I continued my investigations in her absence. Ahhhh Haaaaa, the fangle, stretchum, dangle, connection to the red current restricting toggle set in the opposite direction for allowing the free flow of electrons through to the ignition-sparking device. Shit, the safety switch is in the off position.
First mate triumphantly returned with the screwdriver, her feet cut and swollen from running 100 yards across the asphalt. I thanked her for the screwdriver and had her push the boat back out. I leaned over transom with the screw driver and made muttering noises in an effort to fain highly technical activities, Muttering with satisfaction, I leaned over turning the safety switch from off to on. Time to test, a pull of the starter and the motor put put putted, in a cloud of deep blue smoke to life.
Our intrepid fisher people celebrated with a cheer as we coughed our way out into the middle of the Caboolture river inlet. I noticed as the captain of this ship, that there were still problems. i could get no more power out of the thing and we were only putting along in thick clouds of blue smoke
Explaining our excess very visual carbon emissions as “Oh it’s a bit smoky because it has been sitting for a while”.
Suddenly there was silence, the motor died. We’re sitting peacefully in the middle of the Caboolture River estuary, a beautifully spot, if you intended sitting there, but we didn’t. There we signs of panic beginning to rise from my normally loyal crew, I called smell mutiny in the air.
I heard discouraging words like:
“What the F*** are you up to” from my wife and,
“Dad I want to go home” from first mate..
I returned to my technical evaluation of the situation, politely, telling them that refraining from discussing our current condition in whining tones would be the appropriate action for three ladies stranded in the middle of the estuary at present. I looked again, Ah ha, I had forgotten to push the choke in and had left it running on extremely rich. I carefully took the screw driver again, began to pretend to adjust various elements of the motors mechanism, when I thought enough time had passed, I pushed the choke in, pulled the starter and putt, putt, whroooooom, the motor started and set a course of up-stream for an afternoon fishing. My male technical genius saved for another day, and we got about the serious business of not catching fish.
A mildly successful day from a fishing perspective; we caught a few medium to small fish, which we returned to the water. The weather was great and we discovered another beautiful part of our local environment. There is a couple of small boat repair and building yards up the river and a few pockets of houses with jetties down to the water with yachts moored outside. The banks are a mixture of small stands of native bush and farm paddocks down to the edge of the river.

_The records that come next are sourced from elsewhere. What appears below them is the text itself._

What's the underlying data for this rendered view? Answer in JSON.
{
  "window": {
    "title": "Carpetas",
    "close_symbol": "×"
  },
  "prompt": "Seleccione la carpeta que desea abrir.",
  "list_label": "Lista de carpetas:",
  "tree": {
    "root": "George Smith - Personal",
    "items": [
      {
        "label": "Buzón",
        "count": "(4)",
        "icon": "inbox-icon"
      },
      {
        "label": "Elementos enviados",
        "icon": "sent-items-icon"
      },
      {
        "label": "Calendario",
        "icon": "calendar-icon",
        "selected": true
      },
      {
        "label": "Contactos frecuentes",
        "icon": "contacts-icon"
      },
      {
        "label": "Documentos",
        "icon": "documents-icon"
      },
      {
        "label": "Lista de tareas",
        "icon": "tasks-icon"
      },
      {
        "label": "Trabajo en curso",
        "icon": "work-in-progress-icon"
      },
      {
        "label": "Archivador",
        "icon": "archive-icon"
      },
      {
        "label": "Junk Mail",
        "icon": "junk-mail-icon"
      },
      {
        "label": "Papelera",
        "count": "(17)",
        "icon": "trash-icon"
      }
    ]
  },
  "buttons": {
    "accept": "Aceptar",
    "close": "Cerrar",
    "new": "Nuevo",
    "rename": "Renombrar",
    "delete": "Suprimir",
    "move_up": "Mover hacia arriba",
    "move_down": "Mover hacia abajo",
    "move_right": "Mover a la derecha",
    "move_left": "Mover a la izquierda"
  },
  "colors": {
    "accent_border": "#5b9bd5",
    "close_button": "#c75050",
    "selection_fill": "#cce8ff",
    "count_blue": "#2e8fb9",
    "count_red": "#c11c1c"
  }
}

We passed the rest of the day relatively incident free, apart from a small grounding incident near the end of the day, when the outgoing tide had neglected to leave sufficient water in the river for us run the outboard on. The solution in this case was fairly easy, I asked wifey to get out and push the boat to deep water and away we went again.